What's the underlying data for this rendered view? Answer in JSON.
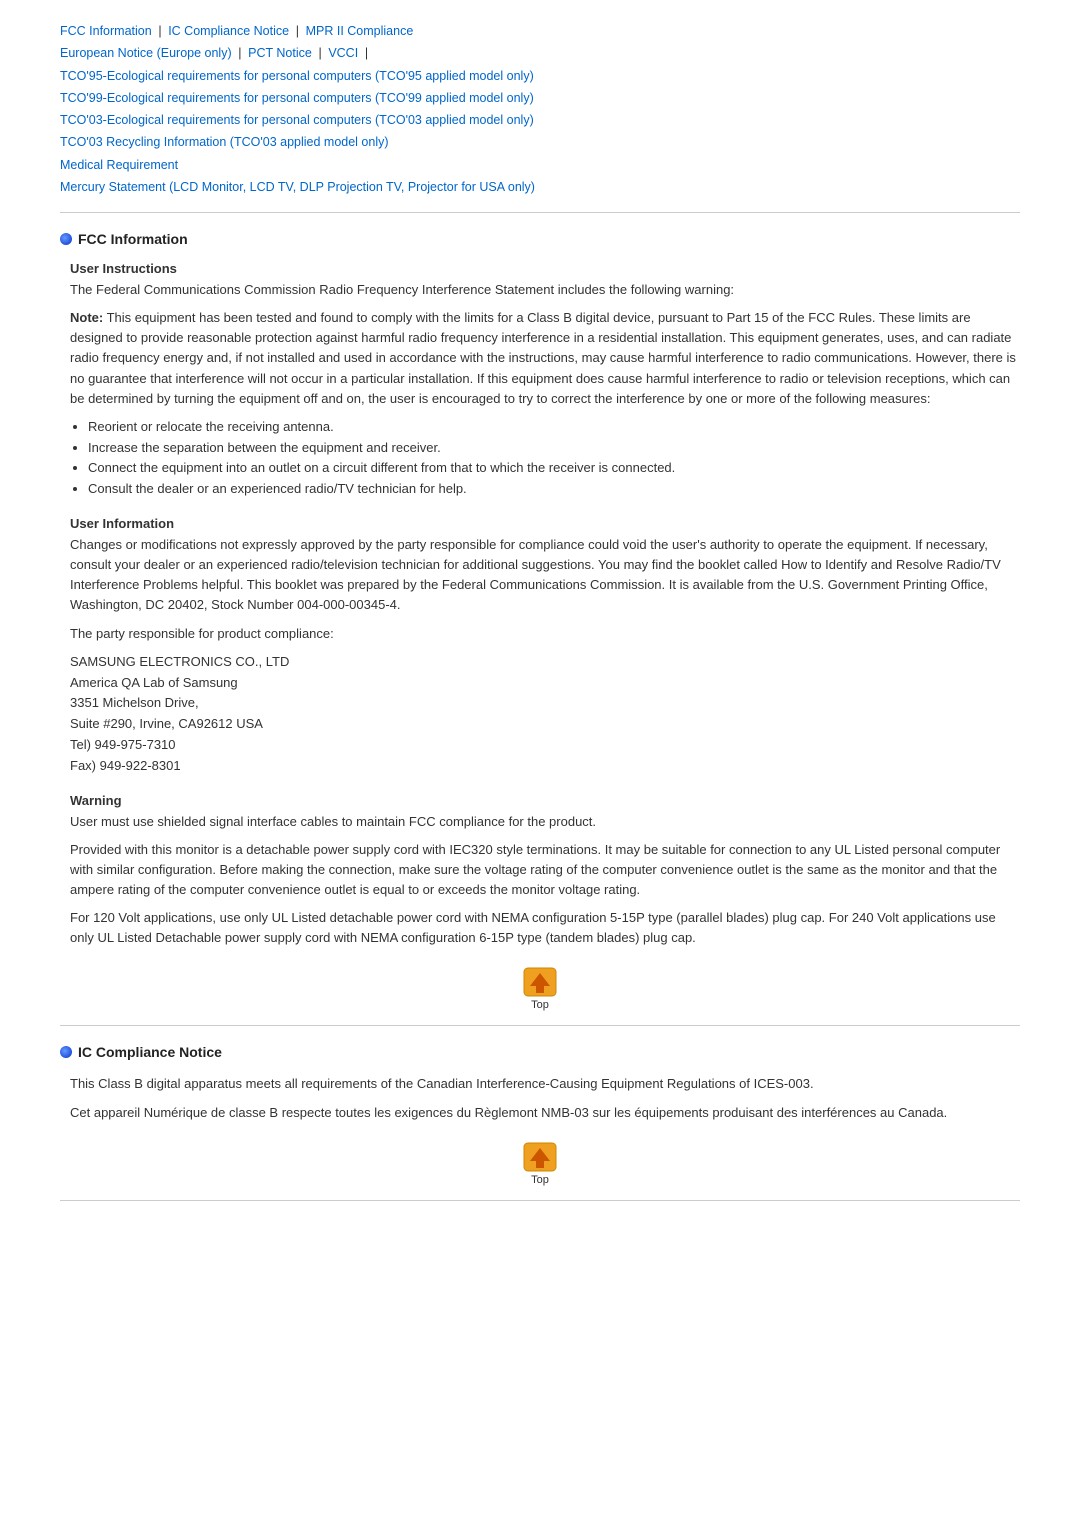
{
  "nav": {
    "links": [
      {
        "label": "FCC Information",
        "id": "fcc"
      },
      {
        "label": "IC Compliance Notice",
        "id": "ic"
      },
      {
        "label": "MPR II Compliance",
        "id": "mpr"
      },
      {
        "label": "European Notice (Europe only)",
        "id": "euro"
      },
      {
        "label": "PCT Notice",
        "id": "pct"
      },
      {
        "label": "VCCI",
        "id": "vcci"
      },
      {
        "label": "TCO'95-Ecological requirements for personal computers (TCO'95 applied model only)",
        "id": "tco95"
      },
      {
        "label": "TCO'99-Ecological requirements for personal computers (TCO'99 applied model only)",
        "id": "tco99"
      },
      {
        "label": "TCO'03-Ecological requirements for personal computers (TCO'03 applied model only)",
        "id": "tco03"
      },
      {
        "label": "TCO'03 Recycling Information (TCO'03 applied model only)",
        "id": "tco03rec"
      },
      {
        "label": "Medical Requirement",
        "id": "medical"
      },
      {
        "label": "Mercury Statement (LCD Monitor, LCD TV, DLP Projection TV, Projector for USA only)",
        "id": "mercury"
      }
    ]
  },
  "sections": {
    "fcc": {
      "title": "FCC Information",
      "user_instructions": {
        "title": "User Instructions",
        "intro": "The Federal Communications Commission Radio Frequency Interference Statement includes the following warning:",
        "note_label": "Note:",
        "note_text": " This equipment has been tested and found to comply with the limits for a Class B digital device, pursuant to Part 15 of the FCC Rules. These limits are designed to provide reasonable protection against harmful radio frequency interference in a residential installation. This equipment generates, uses, and can radiate radio frequency energy and, if not installed and used in accordance with the instructions, may cause harmful interference to radio communications. However, there is no guarantee that interference will not occur in a particular installation. If this equipment does cause harmful interference to radio or television receptions, which can be determined by turning the equipment off and on, the user is encouraged to try to correct the interference by one or more of the following measures:",
        "bullets": [
          "Reorient or relocate the receiving antenna.",
          "Increase the separation between the equipment and receiver.",
          "Connect the equipment into an outlet on a circuit different from that to which the receiver is connected.",
          "Consult the dealer or an experienced radio/TV technician for help."
        ]
      },
      "user_information": {
        "title": "User Information",
        "text1": "Changes or modifications not expressly approved by the party responsible for compliance could void the user's authority to operate the equipment. If necessary, consult your dealer or an experienced radio/television technician for additional suggestions. You may find the booklet called How to Identify and Resolve Radio/TV Interference Problems helpful. This booklet was prepared by the Federal Communications Commission. It is available from the U.S. Government Printing Office, Washington, DC 20402, Stock Number 004-000-00345-4.",
        "text2": "The party responsible for product compliance:",
        "address": "SAMSUNG ELECTRONICS CO., LTD\nAmerica QA Lab of Samsung\n3351 Michelson Drive,\nSuite #290, Irvine, CA92612 USA\nTel) 949-975-7310\nFax) 949-922-8301"
      },
      "warning": {
        "title": "Warning",
        "text1": "User must use shielded signal interface cables to maintain FCC compliance for the product.",
        "text2": "Provided with this monitor is a detachable power supply cord with IEC320 style terminations. It may be suitable for connection to any UL Listed personal computer with similar configuration. Before making the connection, make sure the voltage rating of the computer convenience outlet is the same as the monitor and that the ampere rating of the computer convenience outlet is equal to or exceeds the monitor voltage rating.",
        "text3": "For 120 Volt applications, use only UL Listed detachable power cord with NEMA configuration 5-15P type (parallel blades) plug cap. For 240 Volt applications use only UL Listed Detachable power supply cord with NEMA configuration 6-15P type (tandem blades) plug cap."
      }
    },
    "ic": {
      "title": "IC Compliance Notice",
      "text1": "This Class B digital apparatus meets all requirements of the Canadian Interference-Causing Equipment Regulations of ICES-003.",
      "text2": "Cet appareil Numérique de classe B respecte toutes les exigences du Règlemont NMB-03 sur les équipements produisant des interférences au Canada."
    }
  },
  "top_button_label": "Top"
}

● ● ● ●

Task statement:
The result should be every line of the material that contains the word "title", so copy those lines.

Final answer:
      "title": "FCC Information",
        "title": "User Instructions",
        "title": "User Information",
        "title": "Warning",
      "title": "IC Compliance Notice",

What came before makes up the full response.